(5) How often does the City of Salem pay the travel expenses for a job applicant? The applicant I talked with today had passed on interviewing for other arborist positions on the West Coast because it would cost too much to fly from New York. Yet after a Skype interview, the City of Salem paid for this person's airfare, car rental, and lodging at the Grand Hotel. They were appreciative of this. But how common is it?
(6) Is it typical to not tell a job applicant if they were hired, or not? I asked the applicant what happened after his three-day trip from New York to Salem for an interview at the City of Salem's expense. I was told that no one ever contacted him one way or the other. Meaning, he wasn't notified if he got the Urban Forester job. Of course, the position has been re-opened. But if City officials want to attract high quality candidates, they should treat them fairly and openly.
(7) Is using crutches temporarily a no-no for a City of Salem job applicant? Among other strange things the applicant described about their interview/audition process was feeling "quiet nervous freakout energy" when they met the interview team for the first time after arriving in Salem -- walking in with the aid of crutches. Reportedly the applicant had told City staff about a foot injury that necessitated the use of crutches temporarily. Plus, the Urban Forester position doesn't require the ability to climb trees. Not putting the applicant at ease seems like a decided lack of courtesy at best, and possible discrimination, at worst.
I'll end by saying that part of my phone conversation with the Urban Forester applicant involved some talk about the difference between New York and Oregon styles of communicating.
I like New York-style bluntness. That was on display in the applicant's message to me that I shared yesterday where they criticized numerous aspects of Salem's Urban Forestry program and the competence of people involved with it in a pleasingly direct manner.
Personally, and I know quite a few local tree-lovers who agree with me, I'd prefer to have a rather abrasive Urban Forester who goes all out to preserve, protect, and plant trees, than a "yes man" or "yes woman" who goes along with what their superiors at the City of Salem want to have happen, tree-wise, even if it is detrimental to our town's urban forest.
What worries me, and also the applicant, is that City officials in charge of hiring the next Urban Forester seem to be more concerned with finding a team player who won't make waves, rather than the most qualified and competent person for this job.
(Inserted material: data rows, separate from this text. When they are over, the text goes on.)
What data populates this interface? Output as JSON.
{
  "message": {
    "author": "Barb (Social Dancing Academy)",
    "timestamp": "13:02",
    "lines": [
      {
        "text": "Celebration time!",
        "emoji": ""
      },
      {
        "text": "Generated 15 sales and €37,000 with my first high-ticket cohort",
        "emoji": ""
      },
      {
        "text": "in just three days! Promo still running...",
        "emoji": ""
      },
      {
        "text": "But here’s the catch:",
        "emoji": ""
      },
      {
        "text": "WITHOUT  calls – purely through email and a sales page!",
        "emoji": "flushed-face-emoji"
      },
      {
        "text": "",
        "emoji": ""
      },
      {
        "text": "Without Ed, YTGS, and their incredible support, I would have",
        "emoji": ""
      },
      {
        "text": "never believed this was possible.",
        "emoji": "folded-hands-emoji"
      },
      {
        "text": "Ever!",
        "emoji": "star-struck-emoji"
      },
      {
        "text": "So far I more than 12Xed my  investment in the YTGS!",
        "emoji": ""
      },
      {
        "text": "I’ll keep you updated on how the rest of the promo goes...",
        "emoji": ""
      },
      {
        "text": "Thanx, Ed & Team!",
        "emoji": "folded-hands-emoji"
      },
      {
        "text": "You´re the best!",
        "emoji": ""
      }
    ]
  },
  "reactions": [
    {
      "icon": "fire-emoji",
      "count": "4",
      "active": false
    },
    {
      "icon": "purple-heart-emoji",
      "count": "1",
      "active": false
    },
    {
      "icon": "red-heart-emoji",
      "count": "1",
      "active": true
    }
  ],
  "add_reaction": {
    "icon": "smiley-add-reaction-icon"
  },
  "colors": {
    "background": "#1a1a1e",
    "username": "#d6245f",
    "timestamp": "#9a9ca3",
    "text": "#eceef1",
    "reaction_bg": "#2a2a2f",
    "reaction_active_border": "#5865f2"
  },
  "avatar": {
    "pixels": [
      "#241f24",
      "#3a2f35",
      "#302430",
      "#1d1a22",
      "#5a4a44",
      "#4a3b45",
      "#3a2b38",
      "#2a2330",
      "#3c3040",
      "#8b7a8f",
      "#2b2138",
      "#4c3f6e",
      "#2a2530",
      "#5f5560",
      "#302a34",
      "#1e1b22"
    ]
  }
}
Will the City Manager step in and oversee the hiring process? I doubt it, given the lack of interest Steve Powers has shown in having a strong Urban Forestry program so far. But I could be wrong. I hope that I am.